▶ [Given records]
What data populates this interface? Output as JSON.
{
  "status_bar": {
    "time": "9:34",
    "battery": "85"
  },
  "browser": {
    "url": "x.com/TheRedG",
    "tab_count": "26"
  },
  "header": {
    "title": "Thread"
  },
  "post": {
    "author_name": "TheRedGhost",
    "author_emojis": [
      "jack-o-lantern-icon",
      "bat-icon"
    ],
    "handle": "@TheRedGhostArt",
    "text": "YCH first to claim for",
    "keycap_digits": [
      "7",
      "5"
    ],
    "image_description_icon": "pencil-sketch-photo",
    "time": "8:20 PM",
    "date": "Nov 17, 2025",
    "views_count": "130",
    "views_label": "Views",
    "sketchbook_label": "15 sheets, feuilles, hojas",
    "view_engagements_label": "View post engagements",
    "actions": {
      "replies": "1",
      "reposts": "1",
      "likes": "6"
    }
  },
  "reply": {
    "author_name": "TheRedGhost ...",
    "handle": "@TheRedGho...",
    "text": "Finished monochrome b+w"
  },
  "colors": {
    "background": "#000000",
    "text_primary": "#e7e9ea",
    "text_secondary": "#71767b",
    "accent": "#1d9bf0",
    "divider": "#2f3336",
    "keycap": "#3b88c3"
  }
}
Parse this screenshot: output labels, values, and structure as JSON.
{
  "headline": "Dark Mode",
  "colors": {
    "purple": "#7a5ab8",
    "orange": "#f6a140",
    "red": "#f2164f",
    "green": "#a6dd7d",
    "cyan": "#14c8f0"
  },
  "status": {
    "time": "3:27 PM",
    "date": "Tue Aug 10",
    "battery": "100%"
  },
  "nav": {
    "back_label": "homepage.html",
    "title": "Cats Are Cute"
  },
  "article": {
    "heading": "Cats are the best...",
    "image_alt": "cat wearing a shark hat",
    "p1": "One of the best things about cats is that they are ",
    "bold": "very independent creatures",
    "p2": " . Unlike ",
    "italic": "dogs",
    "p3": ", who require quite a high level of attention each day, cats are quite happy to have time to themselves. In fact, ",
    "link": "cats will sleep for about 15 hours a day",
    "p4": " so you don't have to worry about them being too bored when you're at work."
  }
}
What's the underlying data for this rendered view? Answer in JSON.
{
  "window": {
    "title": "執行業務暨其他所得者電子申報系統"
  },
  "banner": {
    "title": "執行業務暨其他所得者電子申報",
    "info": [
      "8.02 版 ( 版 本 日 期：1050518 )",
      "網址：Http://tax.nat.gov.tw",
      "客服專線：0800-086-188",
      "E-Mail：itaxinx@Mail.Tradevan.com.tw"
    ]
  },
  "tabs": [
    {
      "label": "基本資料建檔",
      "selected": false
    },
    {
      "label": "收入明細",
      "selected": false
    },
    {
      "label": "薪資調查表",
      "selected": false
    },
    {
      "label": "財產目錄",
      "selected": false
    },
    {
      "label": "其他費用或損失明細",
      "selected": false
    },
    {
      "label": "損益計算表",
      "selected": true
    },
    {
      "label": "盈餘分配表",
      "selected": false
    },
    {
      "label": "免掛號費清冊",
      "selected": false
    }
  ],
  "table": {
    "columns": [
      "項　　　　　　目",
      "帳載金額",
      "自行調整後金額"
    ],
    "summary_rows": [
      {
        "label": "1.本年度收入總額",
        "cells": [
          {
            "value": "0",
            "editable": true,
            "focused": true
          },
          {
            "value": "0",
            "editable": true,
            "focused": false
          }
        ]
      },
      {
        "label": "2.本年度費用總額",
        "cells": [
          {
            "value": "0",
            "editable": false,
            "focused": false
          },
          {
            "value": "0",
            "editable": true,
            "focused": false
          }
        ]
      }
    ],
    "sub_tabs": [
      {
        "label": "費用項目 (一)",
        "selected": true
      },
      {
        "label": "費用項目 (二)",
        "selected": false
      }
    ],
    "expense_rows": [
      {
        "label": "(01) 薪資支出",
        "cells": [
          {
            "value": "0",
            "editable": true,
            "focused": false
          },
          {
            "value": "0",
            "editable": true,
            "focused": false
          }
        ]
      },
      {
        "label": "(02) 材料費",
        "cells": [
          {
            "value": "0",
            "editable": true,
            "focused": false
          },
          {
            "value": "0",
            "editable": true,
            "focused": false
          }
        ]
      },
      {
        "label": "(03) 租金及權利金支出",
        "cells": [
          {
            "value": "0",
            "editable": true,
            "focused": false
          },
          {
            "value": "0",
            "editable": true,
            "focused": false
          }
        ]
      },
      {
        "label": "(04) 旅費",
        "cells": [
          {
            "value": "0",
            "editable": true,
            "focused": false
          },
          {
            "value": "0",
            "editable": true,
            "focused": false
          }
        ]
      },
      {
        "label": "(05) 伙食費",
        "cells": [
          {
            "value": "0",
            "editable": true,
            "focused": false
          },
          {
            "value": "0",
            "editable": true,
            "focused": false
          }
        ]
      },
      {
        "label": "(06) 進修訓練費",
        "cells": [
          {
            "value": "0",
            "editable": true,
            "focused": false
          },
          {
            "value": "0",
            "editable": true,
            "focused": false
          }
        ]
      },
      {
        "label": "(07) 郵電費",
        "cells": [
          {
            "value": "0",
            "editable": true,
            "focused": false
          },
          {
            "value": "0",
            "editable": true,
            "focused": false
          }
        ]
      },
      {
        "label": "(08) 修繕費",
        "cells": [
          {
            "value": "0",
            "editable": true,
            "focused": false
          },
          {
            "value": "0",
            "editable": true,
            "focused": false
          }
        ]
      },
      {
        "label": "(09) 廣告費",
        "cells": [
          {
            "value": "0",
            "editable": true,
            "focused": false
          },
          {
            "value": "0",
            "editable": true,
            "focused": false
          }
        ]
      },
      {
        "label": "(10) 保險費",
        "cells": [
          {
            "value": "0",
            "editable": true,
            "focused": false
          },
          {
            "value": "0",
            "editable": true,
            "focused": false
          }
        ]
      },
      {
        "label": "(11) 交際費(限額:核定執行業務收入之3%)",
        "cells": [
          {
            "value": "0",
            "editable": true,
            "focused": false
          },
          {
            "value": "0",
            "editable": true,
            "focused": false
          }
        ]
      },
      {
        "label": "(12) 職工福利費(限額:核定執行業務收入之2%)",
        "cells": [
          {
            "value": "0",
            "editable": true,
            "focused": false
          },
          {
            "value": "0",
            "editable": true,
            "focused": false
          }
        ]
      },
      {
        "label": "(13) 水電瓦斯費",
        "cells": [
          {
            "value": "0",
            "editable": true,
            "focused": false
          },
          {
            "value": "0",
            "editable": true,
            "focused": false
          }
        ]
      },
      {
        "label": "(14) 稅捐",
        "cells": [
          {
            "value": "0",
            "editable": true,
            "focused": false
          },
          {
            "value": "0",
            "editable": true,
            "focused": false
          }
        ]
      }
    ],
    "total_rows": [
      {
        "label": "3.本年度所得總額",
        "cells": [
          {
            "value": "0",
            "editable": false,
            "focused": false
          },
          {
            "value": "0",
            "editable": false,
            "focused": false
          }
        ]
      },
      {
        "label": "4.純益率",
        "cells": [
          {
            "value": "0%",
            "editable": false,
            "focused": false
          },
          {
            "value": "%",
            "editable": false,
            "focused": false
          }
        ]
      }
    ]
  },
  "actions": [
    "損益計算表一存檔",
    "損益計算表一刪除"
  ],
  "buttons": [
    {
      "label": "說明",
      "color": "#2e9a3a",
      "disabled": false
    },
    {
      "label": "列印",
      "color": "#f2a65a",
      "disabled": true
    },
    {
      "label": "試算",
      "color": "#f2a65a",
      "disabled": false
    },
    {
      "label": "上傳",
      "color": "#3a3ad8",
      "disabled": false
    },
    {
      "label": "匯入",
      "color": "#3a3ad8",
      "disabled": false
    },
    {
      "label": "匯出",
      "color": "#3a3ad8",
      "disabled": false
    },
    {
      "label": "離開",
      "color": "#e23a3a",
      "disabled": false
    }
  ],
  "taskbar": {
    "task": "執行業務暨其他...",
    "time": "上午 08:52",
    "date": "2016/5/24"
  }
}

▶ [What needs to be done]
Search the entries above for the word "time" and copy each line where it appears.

▶ [Reply to the exercise]
    "time": "9:34",
    "time": "8:20 PM",
    "time": "3:27 PM",
    "p3": ", who require quite a high level of attention each day, cats are quite happy to have time to themselves. In fact, ",
    "time": "上午 08:52",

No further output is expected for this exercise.